__TASK TO CARRY OUT__.
Search the data below for the string "glyph". Extract every line that contains it.

__RECORDS FOR THIS EXERCISE__.
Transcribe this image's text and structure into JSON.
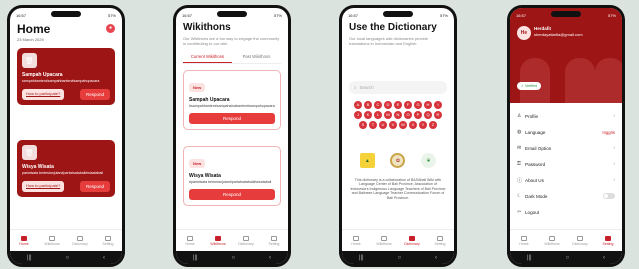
{
  "status": {
    "time": "16:57",
    "battery": "57%"
  },
  "nav": {
    "home": "Home",
    "wikithons": "Wikithons",
    "dictionary": "Dictionary",
    "setting": "Setting"
  },
  "home": {
    "title": "Home",
    "date": "23 March 2025",
    "cards": [
      {
        "title": "Sampah Upacara",
        "tags": "sampahbanten#sampahbanten#sampahupacara",
        "how": "How to participate?",
        "respond": "Respond"
      },
      {
        "title": "Wisya Wisata",
        "tags": "pariwisata bedeslanjutan#pariwisatabali#wisatabali",
        "how": "How to participate?",
        "respond": "Respond"
      }
    ]
  },
  "wikithons": {
    "title": "Wikithons",
    "desc": "Our Wikithons are a fun way to engage the community in contributing to our wiki.",
    "tab_current": "Current Wikithons",
    "tab_past": "Past Wikithons",
    "cards": [
      {
        "badge": "New",
        "title": "Sampah Upacara",
        "tags": "#sampahbanten#sampahsisabanten#sampahupacara",
        "button": "Respond"
      },
      {
        "badge": "New",
        "title": "Wisya Wisata",
        "tags": "#pariwisata berkelanjutan#pariwisatabali#wisatabali",
        "button": "Respond"
      }
    ]
  },
  "dictionary": {
    "title": "Use the Dictionary",
    "desc": "Our local languages wiki dictionaries provide translations in Indonesian and English.",
    "search_placeholder": "Search",
    "letters": [
      "A",
      "B",
      "C",
      "D",
      "E",
      "F",
      "G",
      "H",
      "I",
      "J",
      "K",
      "L",
      "M",
      "N",
      "O",
      "P",
      "Q",
      "R",
      "S",
      "T",
      "U",
      "V",
      "W",
      "X",
      "Y",
      "Z"
    ],
    "about": "This dictionary is a collaboration of BASAbali Wiki with Language Center of Bali Province, Association of Indonesia's Indigenous Language Teachers of Bali Province and Balinese Language Teacher Communication Forum of Bali Province."
  },
  "settings": {
    "avatar_initials": "He",
    "name": "Herdafit",
    "email": "sherdayatiarfla@gmail.com",
    "verified": "Verified",
    "items": [
      {
        "icon": "user-icon",
        "glyph": "♙",
        "label": "Profile",
        "value": ""
      },
      {
        "icon": "language-icon",
        "glyph": "◍",
        "label": "Language",
        "value": "Inggris"
      },
      {
        "icon": "email-icon",
        "glyph": "✉",
        "label": "Email Option",
        "value": ""
      },
      {
        "icon": "key-icon",
        "glyph": "⚿",
        "label": "Password",
        "value": ""
      },
      {
        "icon": "info-icon",
        "glyph": "ⓘ",
        "label": "About Us",
        "value": ""
      },
      {
        "icon": "moon-icon",
        "glyph": "☾",
        "label": "Dark Mode",
        "value": ""
      },
      {
        "icon": "logout-icon",
        "glyph": "⇦",
        "label": "Logout",
        "value": ""
      }
    ]
  },
  "colors": {
    "primary": "#c8202a",
    "card_dark": "#9e1515",
    "button": "#e73c3c"
  }
}
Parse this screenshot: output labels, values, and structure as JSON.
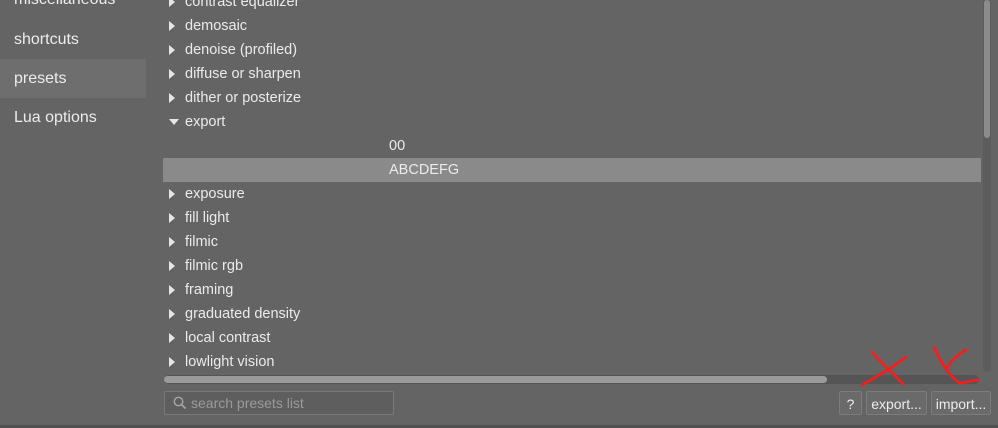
{
  "sidebar": {
    "items": [
      {
        "label": "miscellaneous",
        "active": false
      },
      {
        "label": "shortcuts",
        "active": false
      },
      {
        "label": "presets",
        "active": true
      },
      {
        "label": "Lua options",
        "active": false
      }
    ]
  },
  "presets_list": {
    "rows": [
      {
        "label": "contrast equalizer",
        "kind": "group",
        "expanded": false
      },
      {
        "label": "demosaic",
        "kind": "group",
        "expanded": false
      },
      {
        "label": "denoise (profiled)",
        "kind": "group",
        "expanded": false
      },
      {
        "label": "diffuse or sharpen",
        "kind": "group",
        "expanded": false
      },
      {
        "label": "dither or posterize",
        "kind": "group",
        "expanded": false
      },
      {
        "label": "export",
        "kind": "group",
        "expanded": true
      },
      {
        "label": "00",
        "kind": "child",
        "selected": false
      },
      {
        "label": "ABCDEFG",
        "kind": "child",
        "selected": true
      },
      {
        "label": "exposure",
        "kind": "group",
        "expanded": false
      },
      {
        "label": "fill light",
        "kind": "group",
        "expanded": false
      },
      {
        "label": "filmic",
        "kind": "group",
        "expanded": false
      },
      {
        "label": "filmic rgb",
        "kind": "group",
        "expanded": false
      },
      {
        "label": "framing",
        "kind": "group",
        "expanded": false
      },
      {
        "label": "graduated density",
        "kind": "group",
        "expanded": false
      },
      {
        "label": "local contrast",
        "kind": "group",
        "expanded": false
      },
      {
        "label": "lowlight vision",
        "kind": "group",
        "expanded": false
      }
    ],
    "horizontal_scroll_fraction": 0.81,
    "vertical_scroll_fraction": 0.37
  },
  "search": {
    "placeholder": "search presets list",
    "value": "",
    "icon": "search-icon"
  },
  "buttons": {
    "help_label": "?",
    "export_label": "export...",
    "import_label": "import..."
  },
  "annotations": {
    "color": "#ff1a1a",
    "marks": [
      "cross-mark",
      "check-mark"
    ]
  },
  "colors": {
    "background": "#646464",
    "selected_row": "#8a8a8a",
    "text": "#ebebeb"
  }
}
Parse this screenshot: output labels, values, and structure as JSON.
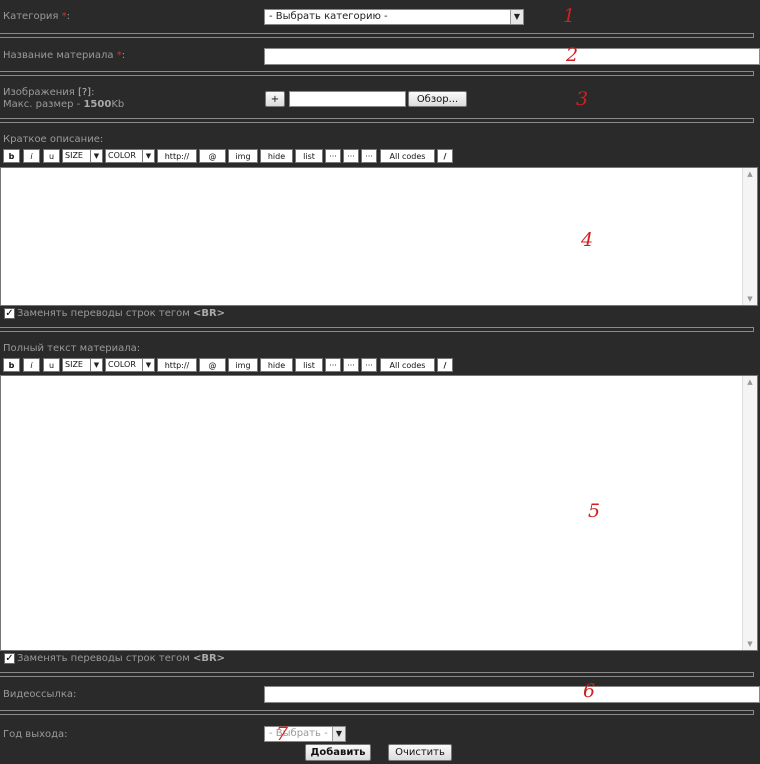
{
  "form": {
    "category": {
      "label": "Категория",
      "required_mark": "*",
      "colon": ":",
      "value": "- Выбрать категорию -"
    },
    "title": {
      "label": "Название материала",
      "required_mark": "*",
      "colon": ":"
    },
    "images": {
      "label": "Изображения",
      "help": "[?]",
      "colon": ":",
      "size_prefix": "Макс. размер - ",
      "size_value": "1500",
      "size_unit": "Kb",
      "add_label": "+",
      "browse_label": "Обзор..."
    },
    "short_desc": {
      "label": "Краткое описание:"
    },
    "full_text": {
      "label": "Полный текст материала:"
    },
    "replace_br": {
      "label": "Заменять переводы строк тегом",
      "tag": "<BR>",
      "checked": true
    },
    "video": {
      "label": "Видеоссылка:"
    },
    "year": {
      "label": "Год выхода:",
      "value": "- Выбрать -"
    },
    "buttons": {
      "submit": "Добавить",
      "reset": "Очистить"
    }
  },
  "toolbar": {
    "bold": "b",
    "italic": "i",
    "underline": "u",
    "size": "SIZE",
    "color": "COLOR",
    "http": "http://",
    "email": "@",
    "img": "img",
    "hide": "hide",
    "list": "list",
    "dots1": "···",
    "dots2": "···",
    "dots3": "···",
    "all_codes": "All codes",
    "close": "/"
  },
  "annotations": [
    "1",
    "2",
    "3",
    "4",
    "5",
    "6",
    "7"
  ],
  "icons": {
    "dropdown": "chevron-down-icon",
    "checkbox": "checkmark-icon",
    "scroll_up": "scroll-up-arrow-icon",
    "scroll_down": "scroll-down-arrow-icon"
  }
}
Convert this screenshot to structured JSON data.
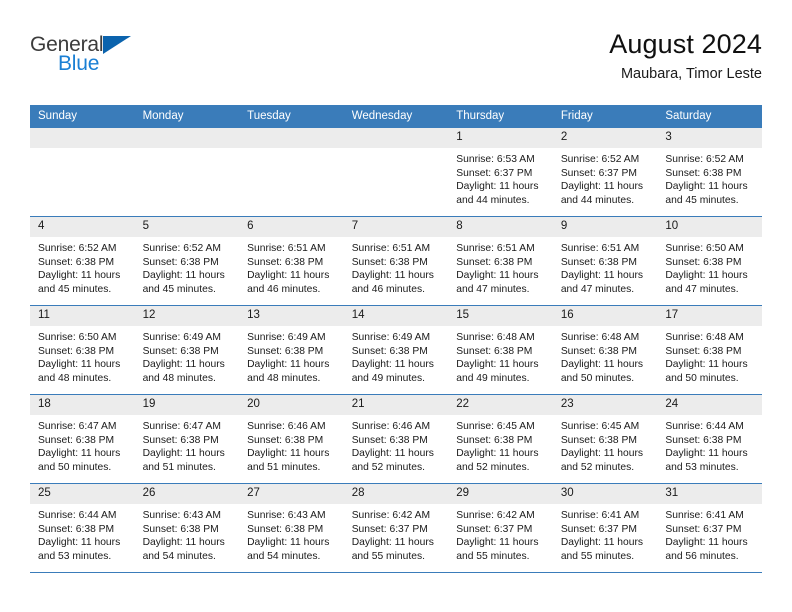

__RESPONSE TO THE TASK__.
        "glyph": "♙",
        "glyph": "◍",
        "glyph": "✉",
        "glyph": "⚿",
        "glyph": "ⓘ",
        "glyph": "☾",
        "glyph": "⇦",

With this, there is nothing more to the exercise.